If a sharpened note has a natural sign next to it it goes down in pitch. eg F# to F
It was news to me when I started learning music theory that the flats (or sharps) that make up the pretty pattern at the start of each line are not just randomly sprinkled there by the arranger but are always in the same order.
For flats the order is BEADGCF
Remember this with: BEADs Give Choruses Fun
So if there is only one flat, it will be a Bb
If there are two flats they will be Bb and Eb
If there are three flats they will be Bb, Eb and Ab and so on....
But wait there's more.....
If there are no flats and sharps then the key is C major (Just like middle C is that important note on the piano, C major is the key with no flats and sharps). So C is played on the pitch pipe at the start of the song (it can be middle C or the C above middle C depending on your director's choice)
So if you are singing a C major scale, you start on middle C and play all the white notes up to the C above middle C. It sounds like the major scale you have sung many times 1-2-3-4-5-6-7-8
If there is only one flat, it is the key of F major (ie F is the note of the pitch that is played on the pitch pipe or keyboard before you start to sing a song).
Try to play the scale of F on the piano above.

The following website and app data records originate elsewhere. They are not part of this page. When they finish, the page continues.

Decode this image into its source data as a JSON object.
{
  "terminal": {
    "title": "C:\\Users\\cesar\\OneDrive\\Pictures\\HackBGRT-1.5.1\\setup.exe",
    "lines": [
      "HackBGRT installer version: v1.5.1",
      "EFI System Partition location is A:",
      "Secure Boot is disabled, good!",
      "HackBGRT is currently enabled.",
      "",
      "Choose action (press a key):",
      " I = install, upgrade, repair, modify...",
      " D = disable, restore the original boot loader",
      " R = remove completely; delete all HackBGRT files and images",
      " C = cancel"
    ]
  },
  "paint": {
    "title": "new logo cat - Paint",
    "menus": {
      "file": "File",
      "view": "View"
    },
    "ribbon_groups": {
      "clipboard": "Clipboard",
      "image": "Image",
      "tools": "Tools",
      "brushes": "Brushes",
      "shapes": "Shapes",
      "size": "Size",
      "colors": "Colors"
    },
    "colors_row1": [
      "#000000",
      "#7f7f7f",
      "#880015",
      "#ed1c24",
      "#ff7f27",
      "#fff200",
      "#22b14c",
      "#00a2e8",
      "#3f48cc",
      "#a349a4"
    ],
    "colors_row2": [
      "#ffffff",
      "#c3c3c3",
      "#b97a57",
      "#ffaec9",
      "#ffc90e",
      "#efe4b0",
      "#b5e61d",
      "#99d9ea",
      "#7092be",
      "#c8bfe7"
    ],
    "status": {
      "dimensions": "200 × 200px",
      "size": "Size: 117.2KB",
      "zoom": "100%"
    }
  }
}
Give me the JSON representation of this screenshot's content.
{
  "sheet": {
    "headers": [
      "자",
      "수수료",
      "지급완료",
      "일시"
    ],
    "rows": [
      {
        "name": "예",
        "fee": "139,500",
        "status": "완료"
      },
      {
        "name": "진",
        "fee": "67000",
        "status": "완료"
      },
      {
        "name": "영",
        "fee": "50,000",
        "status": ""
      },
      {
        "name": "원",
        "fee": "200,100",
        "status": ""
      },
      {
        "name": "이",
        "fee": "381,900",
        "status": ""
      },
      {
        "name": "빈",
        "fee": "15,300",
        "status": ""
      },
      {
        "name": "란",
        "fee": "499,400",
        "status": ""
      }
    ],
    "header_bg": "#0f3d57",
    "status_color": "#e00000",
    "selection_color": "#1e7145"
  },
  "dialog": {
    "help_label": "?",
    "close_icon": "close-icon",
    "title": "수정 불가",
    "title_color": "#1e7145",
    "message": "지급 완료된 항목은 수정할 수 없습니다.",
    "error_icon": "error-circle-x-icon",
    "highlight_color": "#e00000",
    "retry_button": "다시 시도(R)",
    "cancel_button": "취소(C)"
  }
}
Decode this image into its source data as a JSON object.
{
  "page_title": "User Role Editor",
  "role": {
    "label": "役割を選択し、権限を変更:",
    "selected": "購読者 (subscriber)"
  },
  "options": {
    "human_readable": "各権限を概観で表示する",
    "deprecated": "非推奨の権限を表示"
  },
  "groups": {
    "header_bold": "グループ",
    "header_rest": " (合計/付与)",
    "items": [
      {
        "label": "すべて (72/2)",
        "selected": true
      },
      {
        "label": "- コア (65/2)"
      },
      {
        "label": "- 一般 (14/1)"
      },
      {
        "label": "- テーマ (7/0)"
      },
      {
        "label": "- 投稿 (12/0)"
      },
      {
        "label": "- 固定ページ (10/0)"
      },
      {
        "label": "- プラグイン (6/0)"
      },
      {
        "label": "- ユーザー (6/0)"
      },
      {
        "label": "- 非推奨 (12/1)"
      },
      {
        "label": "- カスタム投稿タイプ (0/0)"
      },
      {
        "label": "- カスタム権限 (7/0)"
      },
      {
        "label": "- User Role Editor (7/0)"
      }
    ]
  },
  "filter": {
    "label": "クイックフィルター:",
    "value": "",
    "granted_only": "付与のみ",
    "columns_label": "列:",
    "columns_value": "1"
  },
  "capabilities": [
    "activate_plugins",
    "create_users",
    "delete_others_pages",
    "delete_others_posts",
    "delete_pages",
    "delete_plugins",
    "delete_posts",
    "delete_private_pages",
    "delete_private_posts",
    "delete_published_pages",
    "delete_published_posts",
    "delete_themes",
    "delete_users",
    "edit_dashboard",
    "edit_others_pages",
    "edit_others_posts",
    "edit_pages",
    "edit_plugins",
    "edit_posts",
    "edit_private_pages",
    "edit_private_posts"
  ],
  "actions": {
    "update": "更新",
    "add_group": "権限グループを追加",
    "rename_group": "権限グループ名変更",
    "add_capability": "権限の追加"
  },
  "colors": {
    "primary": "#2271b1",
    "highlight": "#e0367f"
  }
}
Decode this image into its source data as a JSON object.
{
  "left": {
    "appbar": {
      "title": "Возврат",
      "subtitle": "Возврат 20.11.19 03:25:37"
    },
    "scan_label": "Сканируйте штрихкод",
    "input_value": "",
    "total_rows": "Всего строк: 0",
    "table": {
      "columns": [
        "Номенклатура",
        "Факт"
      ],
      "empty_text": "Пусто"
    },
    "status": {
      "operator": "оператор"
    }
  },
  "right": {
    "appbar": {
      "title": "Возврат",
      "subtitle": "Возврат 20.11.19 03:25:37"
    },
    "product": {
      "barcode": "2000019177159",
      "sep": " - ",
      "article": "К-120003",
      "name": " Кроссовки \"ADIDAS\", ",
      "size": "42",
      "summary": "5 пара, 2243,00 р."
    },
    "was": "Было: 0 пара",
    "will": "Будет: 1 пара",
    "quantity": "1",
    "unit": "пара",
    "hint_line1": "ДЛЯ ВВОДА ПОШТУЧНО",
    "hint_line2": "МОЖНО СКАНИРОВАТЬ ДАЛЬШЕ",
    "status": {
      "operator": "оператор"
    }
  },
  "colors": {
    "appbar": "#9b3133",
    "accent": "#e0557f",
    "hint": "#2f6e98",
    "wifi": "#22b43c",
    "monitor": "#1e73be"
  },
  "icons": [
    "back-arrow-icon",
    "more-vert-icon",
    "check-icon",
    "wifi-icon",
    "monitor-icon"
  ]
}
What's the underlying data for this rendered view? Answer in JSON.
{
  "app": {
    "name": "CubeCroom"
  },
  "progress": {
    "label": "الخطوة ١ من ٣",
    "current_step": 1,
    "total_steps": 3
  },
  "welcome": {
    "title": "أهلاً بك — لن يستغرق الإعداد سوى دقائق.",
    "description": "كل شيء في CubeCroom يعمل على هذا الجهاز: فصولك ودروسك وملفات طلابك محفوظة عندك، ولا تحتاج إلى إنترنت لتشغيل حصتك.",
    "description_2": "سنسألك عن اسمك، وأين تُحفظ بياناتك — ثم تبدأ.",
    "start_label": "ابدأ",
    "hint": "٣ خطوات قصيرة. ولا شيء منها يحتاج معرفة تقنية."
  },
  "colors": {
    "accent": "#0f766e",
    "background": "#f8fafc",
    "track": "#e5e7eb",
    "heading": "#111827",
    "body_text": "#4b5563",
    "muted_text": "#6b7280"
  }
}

Just start on the F below middle C (sorry it is a bit low to sing unless you are a bass) and play all the consecutive white notes up the piano except when you get to B, play Bb (instead of B).
You just need to remember the keys for C major (no flats and sharps) and F major (one flat - Bb) but there is an easy way to remember all the others.
For key signatures with flats, look at the second to last flat and that is the key.
So if there are four flats, then the flats are Bb, Eb, Ab and Db (remember BEADs Give Choruses Fun) and the key is the second to last one which is Ab. So the key is Ab major and Ab is played at the start of the song.
A quick game to test out your new found skills
Sorry, homework again. Now that you understand key signatures, you should be able to play the voice part on the piano for any music you like. Really! Your homework is to take a piece of music from your singing repertoire, in any key and learn to play the first page of your part of it on the piano so you can sing along to it.
As before, you have my permission to use a pencil to write down the notes underneath if you need to. When I first started I used to firstly write the letters for the notes without worrying about the key signature. Then I looked at the key signature - say it was 3 flats - Bb, Eb and Ab. So I would go through everything I had written and write a flat next to all the Bs and then do the same for all the Es I had written and so on. Then I'd look through the music one more time and make sure that I had marked any accidentals correctly. Then I'd try playing it. I recommend starting on some music that you know fairly well so you can tell if you are making a mistake on the piano. The more you do this, the faster and more confident you will get at it.
If you don't have a 'real' keyboard you can use a virtual piano on the computer.